John Davey was one such unique person. For those who didn’t know him John was a big man. He was big physically. He was big in spirit and mind and vision. And he was big in heart. In south Derry he was for a generation of republicans the heart and soul of that community.
I knew John for many years. He was one of those iconic republican leaders who in the bad times stood firm and resolute and who led from the front. He was never cowed or broken or intimidated. John never allowed the threats or violence of the British or of the unionists to prevent him from doing his duty and pursuing his republican objectives. He was, like Pat Finucane, a fearless champion of human rights and equality.
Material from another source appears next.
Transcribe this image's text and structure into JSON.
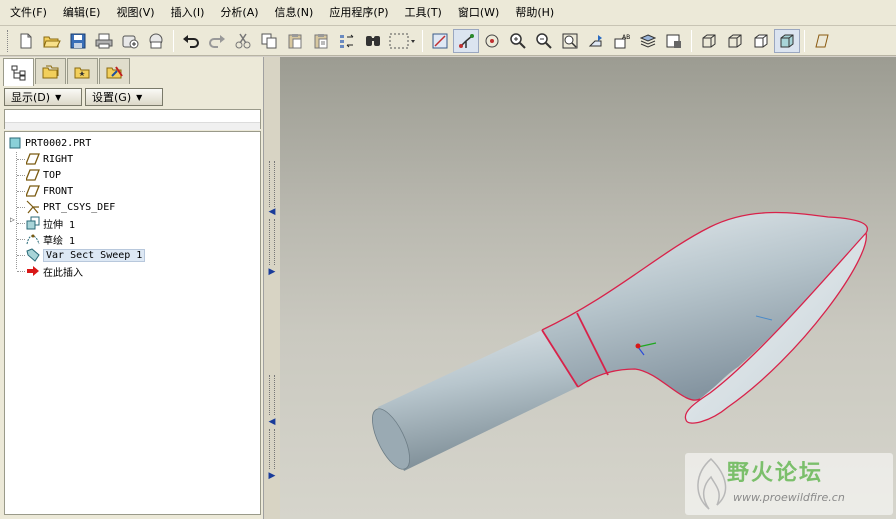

John was born into difficult times. He grew up in an Ireland divided and into a northern state in which Catholics faced structured political and religious discrimination; a state in which thousands of Catholics were denied the vote in local elections; where council boundaries were gerrymandered; and where there was widespread discrimination in housing allocation and in employment. A place where Catholics were treated as second class or less.
In his day John was a freedom fighter, a political activist, a founding member of the civil rights movement, a political prisoner, a negotiator, an elected representative, a Sinn Féin leader, a father and a grandfather. He was a friend to those engaged in the struggle for peace and unity in Ireland and an implacable opponent of injustice and oppression and of British involvement in Ireland.
In the 1950s he was an IRA activist and was arrested and spent two and a half years interned in Crumlin Road prison. In the late 60s he played a pivotal and leadership role in the civil rights movement. In 1971 he was interned again. On that occasion he and his youngest daughter were arrested by a lorry load of British soldiers. Maria who was five, was held for several hours before being returned to the family – the youngest person lifted on that infamous morning.
John spent time in Magilligan prison, on the prison ship Maidstone, and then in the cages of Long Kesh. On one occasion he was so severely beaten that he suffered a fractured skull, two broken fingers, and a broken kneecap. After two years he was released but in July 1977 he was arrested again and charged with ‘collecting’ information. The basis of this bogus charge was the discovery of a map, which his son Eugene and all his classmates had as part of their geography course at St. Patrick’s College, Maghera. John was held for seven months before the charges were dismissed.
In 1983 John ran as the Sinn Féin Westminster candidate for East Derry. Two years later he won a seat on Magherafelt District Council. Unionists reacted angrily and as they did in Belfast and Lisburn and elsewhere and the Sinn Féin Councillors were attacked. John was struck over the head with a chair by a loyalist mob who had gathered in the public gallery. On another occasion the DUP MP Willie McCrea named John under privilege in the British Parliament as an IRA activist.
On Tuesday 9th February 1988, John escaped a murder bid when his car came under fire as he left his home. Michael Stone was behind that attempt. John escaped uninjured but one year later John was ambushed again as he returned home from a council meeting. John Davey was shot and killed on February 14th 1989.
He was another of those irrepressible and defiant Irish republicans who never flinched in the face of injustice and stood tall and strong in defence of the rights of the Irish people. John was never daunted. He was a constant source of resolute determination and conviction. I am enriched by having known him. My thoughts are with John’s wife Mary, his children Eugene, Pauline, Maria and his grandchildren.